THE INPUT:

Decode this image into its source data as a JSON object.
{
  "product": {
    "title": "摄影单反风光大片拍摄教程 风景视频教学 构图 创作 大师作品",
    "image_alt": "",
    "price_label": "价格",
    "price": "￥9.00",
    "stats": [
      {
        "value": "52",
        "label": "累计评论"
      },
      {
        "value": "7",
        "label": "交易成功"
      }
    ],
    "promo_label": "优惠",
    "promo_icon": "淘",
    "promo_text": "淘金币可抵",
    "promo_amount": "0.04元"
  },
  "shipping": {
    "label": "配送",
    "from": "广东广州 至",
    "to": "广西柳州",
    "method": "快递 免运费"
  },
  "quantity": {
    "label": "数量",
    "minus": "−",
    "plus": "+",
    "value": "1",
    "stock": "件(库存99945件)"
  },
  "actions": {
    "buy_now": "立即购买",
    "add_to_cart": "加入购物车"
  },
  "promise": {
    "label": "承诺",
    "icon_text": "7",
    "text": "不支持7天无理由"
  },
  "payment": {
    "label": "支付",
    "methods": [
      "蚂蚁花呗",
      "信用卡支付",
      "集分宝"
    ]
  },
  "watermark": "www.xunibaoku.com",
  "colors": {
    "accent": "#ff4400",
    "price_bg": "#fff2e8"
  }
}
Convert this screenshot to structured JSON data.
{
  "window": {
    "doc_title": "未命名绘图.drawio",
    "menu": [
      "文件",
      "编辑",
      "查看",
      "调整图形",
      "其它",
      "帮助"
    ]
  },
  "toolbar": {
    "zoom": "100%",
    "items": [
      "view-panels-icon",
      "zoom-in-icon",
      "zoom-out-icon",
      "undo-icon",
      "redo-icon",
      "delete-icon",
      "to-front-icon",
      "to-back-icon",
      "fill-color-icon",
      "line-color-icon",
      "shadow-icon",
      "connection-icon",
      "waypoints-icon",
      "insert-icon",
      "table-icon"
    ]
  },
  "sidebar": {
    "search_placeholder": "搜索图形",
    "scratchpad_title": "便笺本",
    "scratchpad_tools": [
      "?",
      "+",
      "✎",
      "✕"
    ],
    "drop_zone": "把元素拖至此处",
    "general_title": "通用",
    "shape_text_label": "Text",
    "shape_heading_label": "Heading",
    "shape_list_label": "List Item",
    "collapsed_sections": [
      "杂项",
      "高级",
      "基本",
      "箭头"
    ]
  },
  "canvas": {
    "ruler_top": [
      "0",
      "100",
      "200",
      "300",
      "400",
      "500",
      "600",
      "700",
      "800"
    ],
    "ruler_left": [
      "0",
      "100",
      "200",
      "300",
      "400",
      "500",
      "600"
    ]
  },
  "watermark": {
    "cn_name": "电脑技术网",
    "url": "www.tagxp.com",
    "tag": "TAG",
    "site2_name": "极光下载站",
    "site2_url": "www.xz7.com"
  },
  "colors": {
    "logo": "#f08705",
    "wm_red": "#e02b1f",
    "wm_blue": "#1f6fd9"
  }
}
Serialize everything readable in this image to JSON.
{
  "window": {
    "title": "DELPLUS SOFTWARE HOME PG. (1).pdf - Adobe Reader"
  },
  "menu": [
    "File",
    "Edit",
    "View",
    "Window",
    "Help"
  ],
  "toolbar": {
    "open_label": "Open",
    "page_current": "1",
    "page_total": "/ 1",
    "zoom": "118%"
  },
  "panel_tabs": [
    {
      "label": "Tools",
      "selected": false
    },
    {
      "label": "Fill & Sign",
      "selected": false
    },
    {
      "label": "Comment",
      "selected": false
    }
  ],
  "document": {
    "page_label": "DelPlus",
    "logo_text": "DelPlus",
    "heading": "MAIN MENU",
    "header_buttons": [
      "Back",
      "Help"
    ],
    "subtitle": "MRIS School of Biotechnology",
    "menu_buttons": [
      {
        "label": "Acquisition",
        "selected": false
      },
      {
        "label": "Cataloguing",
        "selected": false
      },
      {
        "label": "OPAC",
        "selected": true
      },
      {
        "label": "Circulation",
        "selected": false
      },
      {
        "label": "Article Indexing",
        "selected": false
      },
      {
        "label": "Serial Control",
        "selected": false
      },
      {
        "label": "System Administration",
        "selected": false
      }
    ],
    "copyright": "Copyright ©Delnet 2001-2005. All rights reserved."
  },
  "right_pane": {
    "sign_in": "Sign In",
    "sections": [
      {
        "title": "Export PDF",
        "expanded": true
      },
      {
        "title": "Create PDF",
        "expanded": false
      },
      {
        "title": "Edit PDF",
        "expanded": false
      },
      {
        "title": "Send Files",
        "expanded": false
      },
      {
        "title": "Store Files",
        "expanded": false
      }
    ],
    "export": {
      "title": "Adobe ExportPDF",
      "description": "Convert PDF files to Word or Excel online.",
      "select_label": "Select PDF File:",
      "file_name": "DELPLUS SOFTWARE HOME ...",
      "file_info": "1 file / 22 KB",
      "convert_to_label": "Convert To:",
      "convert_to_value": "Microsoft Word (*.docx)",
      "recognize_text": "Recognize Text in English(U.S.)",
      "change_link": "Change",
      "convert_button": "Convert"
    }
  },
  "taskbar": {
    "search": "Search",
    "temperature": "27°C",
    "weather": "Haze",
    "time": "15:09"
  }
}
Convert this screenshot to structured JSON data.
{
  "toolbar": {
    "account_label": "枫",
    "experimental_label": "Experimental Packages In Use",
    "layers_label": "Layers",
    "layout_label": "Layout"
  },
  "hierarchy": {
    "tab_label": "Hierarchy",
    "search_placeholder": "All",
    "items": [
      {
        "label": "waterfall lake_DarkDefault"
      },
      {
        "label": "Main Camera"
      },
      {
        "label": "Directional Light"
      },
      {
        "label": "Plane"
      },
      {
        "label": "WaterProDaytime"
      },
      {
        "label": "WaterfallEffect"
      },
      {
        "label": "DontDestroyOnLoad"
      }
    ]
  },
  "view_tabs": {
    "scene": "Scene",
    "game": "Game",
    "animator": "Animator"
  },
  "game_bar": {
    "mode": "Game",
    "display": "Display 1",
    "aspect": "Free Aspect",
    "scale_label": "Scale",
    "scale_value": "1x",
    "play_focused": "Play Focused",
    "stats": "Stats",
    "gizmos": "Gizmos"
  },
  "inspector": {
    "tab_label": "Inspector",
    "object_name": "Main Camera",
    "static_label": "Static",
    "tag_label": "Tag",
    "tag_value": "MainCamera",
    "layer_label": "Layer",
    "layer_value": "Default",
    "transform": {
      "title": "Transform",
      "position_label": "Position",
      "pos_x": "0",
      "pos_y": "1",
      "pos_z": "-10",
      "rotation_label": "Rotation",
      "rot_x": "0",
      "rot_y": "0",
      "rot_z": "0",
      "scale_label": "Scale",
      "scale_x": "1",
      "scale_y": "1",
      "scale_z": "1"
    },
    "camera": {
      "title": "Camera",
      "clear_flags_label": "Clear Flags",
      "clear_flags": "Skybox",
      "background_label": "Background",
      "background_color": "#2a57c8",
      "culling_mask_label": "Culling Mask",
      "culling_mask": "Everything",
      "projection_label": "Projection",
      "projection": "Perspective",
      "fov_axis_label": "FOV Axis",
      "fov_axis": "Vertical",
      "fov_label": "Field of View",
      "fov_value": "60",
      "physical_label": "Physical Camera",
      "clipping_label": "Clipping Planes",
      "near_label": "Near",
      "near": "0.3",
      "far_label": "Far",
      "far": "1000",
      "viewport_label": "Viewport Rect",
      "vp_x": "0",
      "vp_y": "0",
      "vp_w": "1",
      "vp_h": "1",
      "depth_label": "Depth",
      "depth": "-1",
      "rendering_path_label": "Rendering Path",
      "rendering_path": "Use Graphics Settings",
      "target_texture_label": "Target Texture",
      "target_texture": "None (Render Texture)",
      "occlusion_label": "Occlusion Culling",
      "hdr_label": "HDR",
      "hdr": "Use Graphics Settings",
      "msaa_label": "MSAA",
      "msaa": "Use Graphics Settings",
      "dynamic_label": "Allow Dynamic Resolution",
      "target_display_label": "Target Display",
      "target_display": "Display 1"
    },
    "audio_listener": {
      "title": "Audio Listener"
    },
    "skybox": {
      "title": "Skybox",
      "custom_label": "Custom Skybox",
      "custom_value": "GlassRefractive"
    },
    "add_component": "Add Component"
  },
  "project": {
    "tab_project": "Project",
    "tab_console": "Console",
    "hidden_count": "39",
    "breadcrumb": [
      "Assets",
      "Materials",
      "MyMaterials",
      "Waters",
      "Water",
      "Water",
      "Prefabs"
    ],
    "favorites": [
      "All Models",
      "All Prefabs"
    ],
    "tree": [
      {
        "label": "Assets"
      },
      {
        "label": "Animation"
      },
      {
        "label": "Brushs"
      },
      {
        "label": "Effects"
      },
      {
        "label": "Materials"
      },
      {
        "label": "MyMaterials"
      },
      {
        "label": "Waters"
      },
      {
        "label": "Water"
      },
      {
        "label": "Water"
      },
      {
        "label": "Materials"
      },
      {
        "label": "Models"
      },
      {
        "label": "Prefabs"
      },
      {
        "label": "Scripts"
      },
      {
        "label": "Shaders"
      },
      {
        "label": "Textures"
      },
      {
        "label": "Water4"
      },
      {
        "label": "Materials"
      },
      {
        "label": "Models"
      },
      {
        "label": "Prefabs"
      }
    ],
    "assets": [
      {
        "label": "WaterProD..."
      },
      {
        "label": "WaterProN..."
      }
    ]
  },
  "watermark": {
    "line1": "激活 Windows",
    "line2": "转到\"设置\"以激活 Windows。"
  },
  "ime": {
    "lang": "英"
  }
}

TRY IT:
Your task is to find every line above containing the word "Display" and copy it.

RESULT FOR THIS TASK:
    "display": "Display 1",
      "target_display_label": "Target Display",
      "target_display": "Display 1"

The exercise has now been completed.